The Cost of Isolated Data
United Asset Coverage used a homegrown data capturing system designed to bolster revenue opportunities, but unbeknownst to the firm the system was eating away at its profits.
By the fourth quarter of 2000 United Asset Coverage (UAC), a provider of maintenance coverage services for telephones, copiers, printers, and other office equipment, realized there was a problem with the homegrown data capturing system used by its sales, marketing, customer service, and accounting professionals. The data was scattered across the enterprise on a variety of isolated systems, including Great Plains and Microsoft Excel files. This approach could not scale to the company's growing needs. Customer data came flooding in through invoices generated by the sales team, billing information from the accounting department, and support information from customer service agents. It didn't take long before UAC employees were swimming in data. "We had data all over the place," says Jack Murray, director of CRM implementation.
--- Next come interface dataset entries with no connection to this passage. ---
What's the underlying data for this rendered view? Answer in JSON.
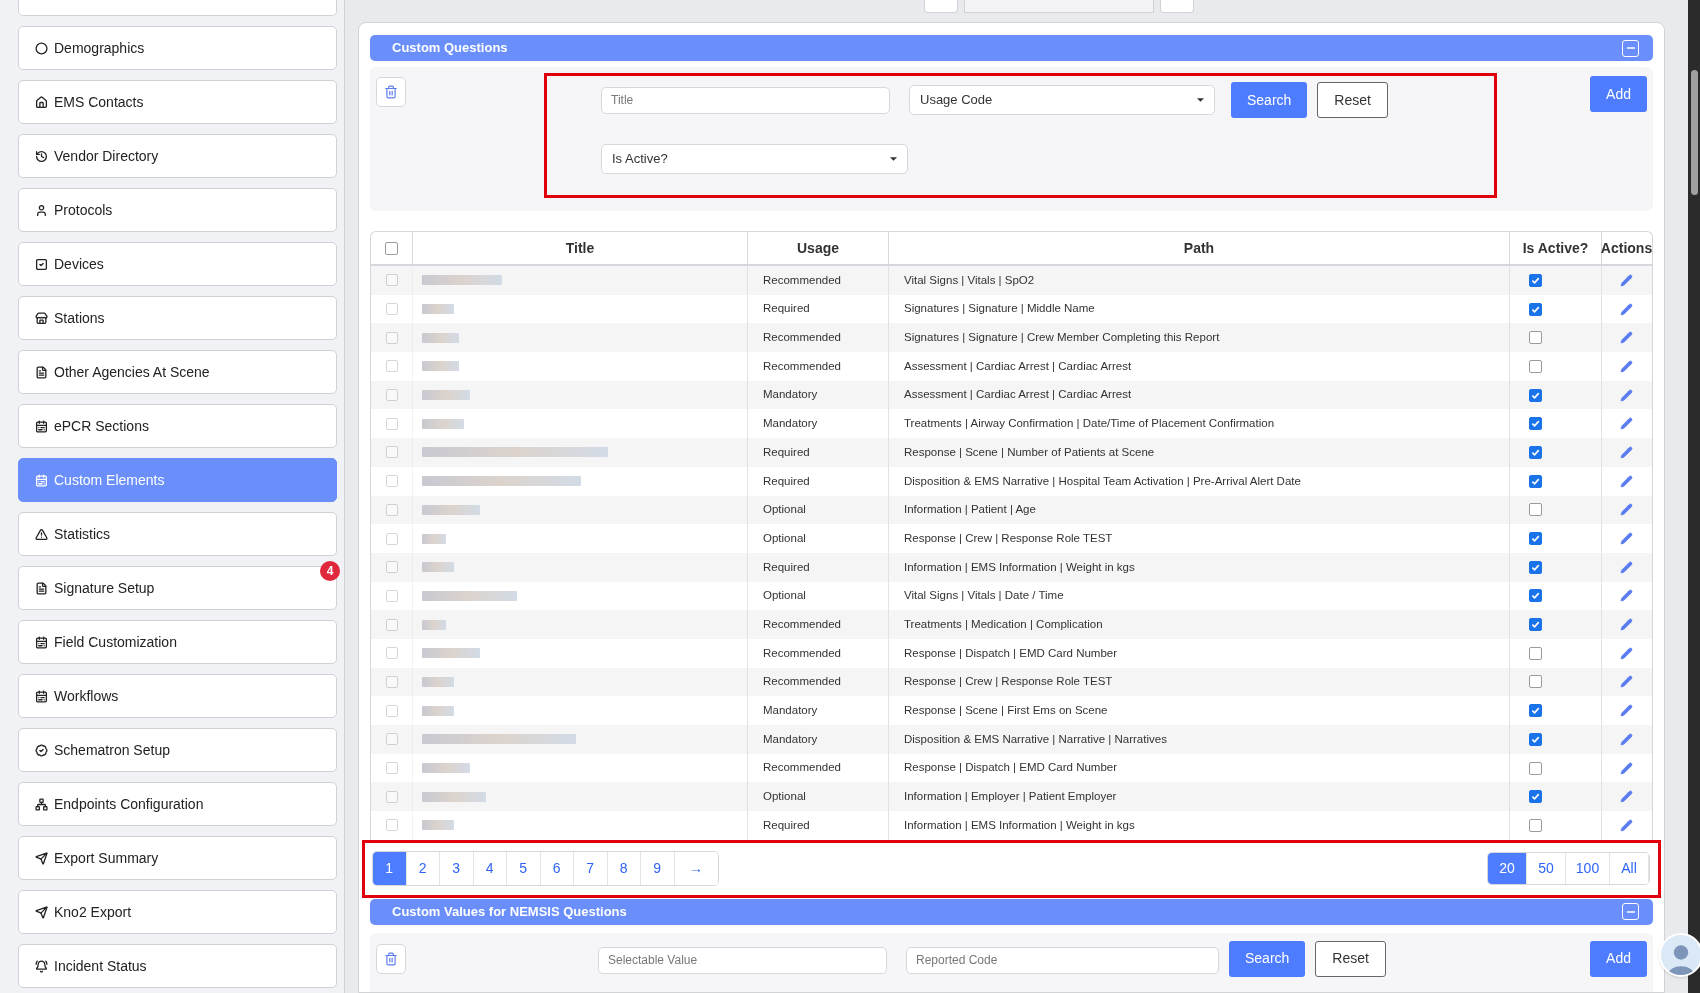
{
  "sidebar": {
    "items": [
      {
        "label": "Demographics",
        "selected": false
      },
      {
        "label": "EMS Contacts",
        "selected": false
      },
      {
        "label": "Vendor Directory",
        "selected": false
      },
      {
        "label": "Protocols",
        "selected": false
      },
      {
        "label": "Devices",
        "selected": false
      },
      {
        "label": "Stations",
        "selected": false
      },
      {
        "label": "Other Agencies At Scene",
        "selected": false
      },
      {
        "label": "ePCR Sections",
        "selected": false
      },
      {
        "label": "Custom Elements",
        "selected": true
      },
      {
        "label": "Statistics",
        "selected": false
      },
      {
        "label": "Signature Setup",
        "selected": false,
        "badge": "4"
      },
      {
        "label": "Field Customization",
        "selected": false
      },
      {
        "label": "Workflows",
        "selected": false
      },
      {
        "label": "Schematron Setup",
        "selected": false
      },
      {
        "label": "Endpoints Configuration",
        "selected": false
      },
      {
        "label": "Export Summary",
        "selected": false
      },
      {
        "label": "Kno2 Export",
        "selected": false
      },
      {
        "label": "Incident Status",
        "selected": false
      }
    ]
  },
  "custom_questions": {
    "title": "Custom Questions",
    "filters": {
      "title": {
        "placeholder": "Title"
      },
      "usage_code": {
        "value": "Usage Code"
      },
      "is_active": {
        "value": "Is Active?"
      },
      "buttons": [
        "Search",
        "Reset"
      ]
    },
    "add_button": "Add",
    "table": {
      "columns": [
        "Title",
        "Usage",
        "Path",
        "Is Active?",
        "Actions"
      ],
      "select_all": {
        "checked": false
      },
      "rows": [
        {
          "selected": false,
          "usage": "Recommended",
          "path": "Vital Signs | Vitals | SpO2",
          "active": true
        },
        {
          "selected": false,
          "usage": "Required",
          "path": "Signatures | Signature | Middle Name",
          "active": true
        },
        {
          "selected": false,
          "usage": "Recommended",
          "path": "Signatures | Signature | Crew Member Completing this Report",
          "active": false
        },
        {
          "selected": false,
          "usage": "Recommended",
          "path": "Assessment | Cardiac Arrest | Cardiac Arrest",
          "active": false
        },
        {
          "selected": false,
          "usage": "Mandatory",
          "path": "Assessment | Cardiac Arrest | Cardiac Arrest",
          "active": true
        },
        {
          "selected": false,
          "usage": "Mandatory",
          "path": "Treatments | Airway Confirmation | Date/Time of Placement Confirmation",
          "active": true
        },
        {
          "selected": false,
          "usage": "Required",
          "path": "Response | Scene | Number of Patients at Scene",
          "active": true
        },
        {
          "selected": false,
          "usage": "Required",
          "path": "Disposition & EMS Narrative | Hospital Team Activation | Pre-Arrival Alert Date",
          "active": true
        },
        {
          "selected": false,
          "usage": "Optional",
          "path": "Information | Patient | Age",
          "active": false
        },
        {
          "selected": false,
          "usage": "Optional",
          "path": "Response | Crew | Response Role TEST",
          "active": true
        },
        {
          "selected": false,
          "usage": "Required",
          "path": "Information | EMS Information | Weight in kgs",
          "active": true
        },
        {
          "selected": false,
          "usage": "Optional",
          "path": "Vital Signs | Vitals | Date / Time",
          "active": true
        },
        {
          "selected": false,
          "usage": "Recommended",
          "path": "Treatments | Medication | Complication",
          "active": true
        },
        {
          "selected": false,
          "usage": "Recommended",
          "path": "Response | Dispatch | EMD Card Number",
          "active": false
        },
        {
          "selected": false,
          "usage": "Recommended",
          "path": "Response | Crew | Response Role TEST",
          "active": false
        },
        {
          "selected": false,
          "usage": "Mandatory",
          "path": "Response | Scene | First Ems on Scene",
          "active": true
        },
        {
          "selected": false,
          "usage": "Mandatory",
          "path": "Disposition & EMS Narrative | Narrative | Narratives",
          "active": true
        },
        {
          "selected": false,
          "usage": "Recommended",
          "path": "Response | Dispatch | EMD Card Number",
          "active": false
        },
        {
          "selected": false,
          "usage": "Optional",
          "path": "Information | Employer | Patient Employer",
          "active": true
        },
        {
          "selected": false,
          "usage": "Required",
          "path": "Information | EMS Information | Weight in kgs",
          "active": false
        }
      ]
    },
    "pagination": {
      "pages": [
        {
          "label": "1",
          "selected": true
        },
        {
          "label": "2",
          "selected": false
        },
        {
          "label": "3",
          "selected": false
        },
        {
          "label": "4",
          "selected": false
        },
        {
          "label": "5",
          "selected": false
        },
        {
          "label": "6",
          "selected": false
        },
        {
          "label": "7",
          "selected": false
        },
        {
          "label": "8",
          "selected": false
        },
        {
          "label": "9",
          "selected": false
        }
      ],
      "next": "→",
      "page_sizes": [
        {
          "label": "20",
          "selected": true
        },
        {
          "label": "50",
          "selected": false
        },
        {
          "label": "100",
          "selected": false
        },
        {
          "label": "All",
          "selected": false
        }
      ]
    }
  },
  "custom_values": {
    "title": "Custom Values for NEMSIS Questions",
    "filters": {
      "selectable_value": {
        "placeholder": "Selectable Value"
      },
      "reported_code": {
        "placeholder": "Reported Code"
      },
      "buttons": [
        "Search",
        "Reset"
      ]
    },
    "add_button": "Add"
  }
}
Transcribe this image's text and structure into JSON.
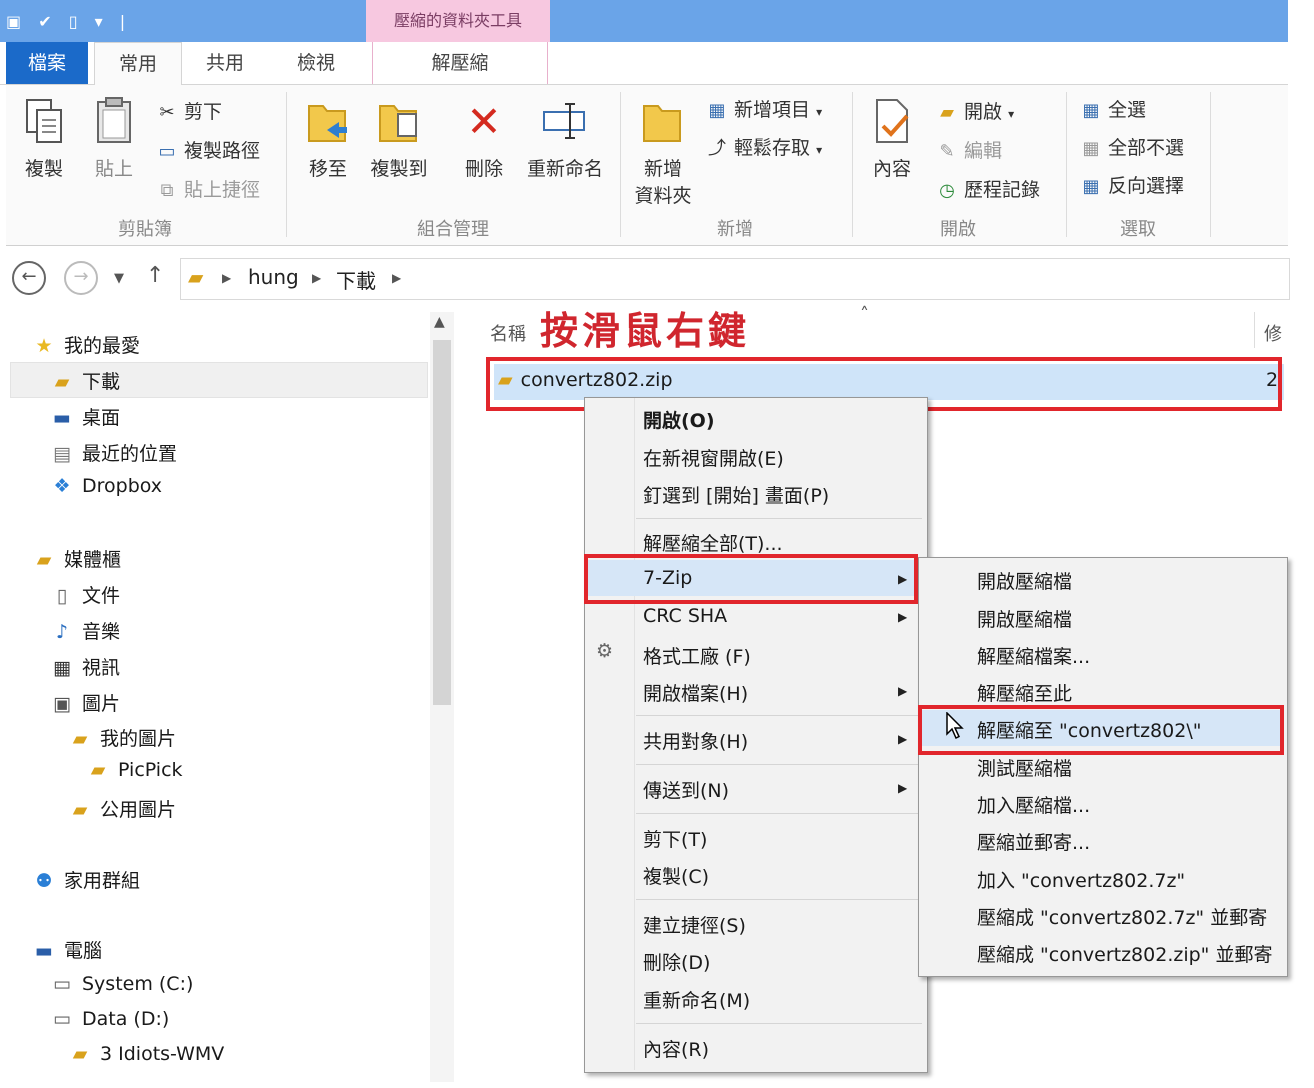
{
  "title_bar": {
    "context_tab_header": "壓縮的資料夾工具"
  },
  "tabs": [
    "檔案",
    "常用",
    "共用",
    "檢視",
    "解壓縮"
  ],
  "ribbon": {
    "clipboard": {
      "copy": "複製",
      "paste": "貼上",
      "cut": "剪下",
      "copy_path": "複製路徑",
      "paste_shortcut": "貼上捷徑",
      "label": "剪貼簿"
    },
    "organize": {
      "move_to": "移至",
      "copy_to": "複製到",
      "delete": "刪除",
      "rename": "重新命名",
      "label": "組合管理"
    },
    "new": {
      "new_folder_line1": "新增",
      "new_folder_line2": "資料夾",
      "new_item": "新增項目",
      "easy_access": "輕鬆存取",
      "label": "新增"
    },
    "open": {
      "properties": "內容",
      "open": "開啟",
      "edit": "編輯",
      "history": "歷程記錄",
      "label": "開啟"
    },
    "select": {
      "select_all": "全選",
      "select_none": "全部不選",
      "invert": "反向選擇",
      "label": "選取"
    }
  },
  "address": {
    "crumbs": [
      "hung",
      "下載"
    ]
  },
  "nav": {
    "favorites": "我的最愛",
    "downloads": "下載",
    "desktop": "桌面",
    "recent": "最近的位置",
    "dropbox": "Dropbox",
    "libraries": "媒體櫃",
    "documents": "文件",
    "music": "音樂",
    "videos": "視訊",
    "pictures": "圖片",
    "my_pictures": "我的圖片",
    "picpick": "PicPick",
    "public_pictures": "公用圖片",
    "homegroup": "家用群組",
    "computer": "電腦",
    "system_c": "System (C:)",
    "data_d": "Data (D:)",
    "idiots": "3 Idiots-WMV"
  },
  "file_list": {
    "col_name": "名稱",
    "col_modified": "修",
    "annotation": "按滑鼠右鍵",
    "file": "convertz802.zip",
    "file_extra": "2"
  },
  "context_menu": {
    "open": "開啟(O)",
    "open_new_window": "在新視窗開啟(E)",
    "pin_start": "釘選到 [開始] 畫面(P)",
    "extract_all": "解壓縮全部(T)...",
    "sevenzip": "7-Zip",
    "crc_sha": "CRC SHA",
    "format_factory": "格式工廠 (F)",
    "open_with": "開啟檔案(H)",
    "share_with": "共用對象(H)",
    "send_to": "傳送到(N)",
    "cut": "剪下(T)",
    "copy": "複製(C)",
    "create_shortcut": "建立捷徑(S)",
    "delete": "刪除(D)",
    "rename": "重新命名(M)",
    "properties": "內容(R)"
  },
  "submenu": {
    "open_archive_1": "開啟壓縮檔",
    "open_archive_2": "開啟壓縮檔",
    "extract_files": "解壓縮檔案...",
    "extract_here": "解壓縮至此",
    "extract_to": "解壓縮至 \"convertz802\\\"",
    "test_archive": "測試壓縮檔",
    "add_to_archive": "加入壓縮檔...",
    "compress_email": "壓縮並郵寄...",
    "add_to_7z": "加入 \"convertz802.7z\"",
    "compress_7z_email": "壓縮成 \"convertz802.7z\" 並郵寄",
    "compress_zip_email": "壓縮成 \"convertz802.zip\" 並郵寄"
  },
  "colors": {
    "highlight_red": "#e1262c",
    "accent_blue": "#1b6ac9",
    "selection_blue": "#cfe4f9"
  }
}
Overwhelmed by data, widespread inefficiencies developed. The inefficiencies reached such monumental proportions that one UAC customer was receiving 80 separate invoices every month for various UAC services contracts. Compounding the problem, roughly 40 percent of invoices were handwritten, Murray says, leaving the door wide open for mistakes and misspellings, as well as inconsistencies with abbreviations, capitalizations, and more. These mistakes and inconsistencies in the data would slow up the billing process if a handwritten file had to be pulled for verification, or worse, if the accounting department billed a client for the wrong item or service. When this happened handwritten invoices would sometimes be left atop someone's desk for days, making it difficult for others, such as customer service reps, to track down--especially when a customer called to find out the status of a bill.
Determined to streamline efficiencies by cleaning up its data, UAC started looking for a solution. Murray recalls considering solutions from SAP and Siebel Systems, but executives at the company selected Oracle's eBusiness 11i platform, which offers a relational database, because the "service contracts model was tightly integrated into Oracle financials," Murray says. The project went live in September 2001.
Now, thanks to the Oracle relational database, when names are entered it automatically cross-references those names to see if they have already been entered. If so, the system will check for accuracy and consistency in the data so there is no confusion. "It probably takes us longer to enter a contract now, but the integrity and standardization is much better," Murray says.
The solution has nearly paid for itself just one year after installation. Oracle 11i helped cut days sales outstanding (DSO) by more than 15 days and decreased customer service reps' call resolution times from an average of seven minutes to three minutes, Murray says. He adds that these organizational efficiencies and other benefits realized from the Oracle solution, which cost UAC $3.5 million, already saved the company $3.4 million by September 2002.
Now UAC employees see things clearer. "Each group had a different picture of each customer based on their limited knowledge of the customer," Murray says. "The one thing that stands out [now] is the ability to get the whole picture of a customer."
Rollout: Sept. 2001
Cost: $3.5 million
One-year savings: $3.4 million
DSO cut by 15-plus days
Customer service call resolution times cut in half.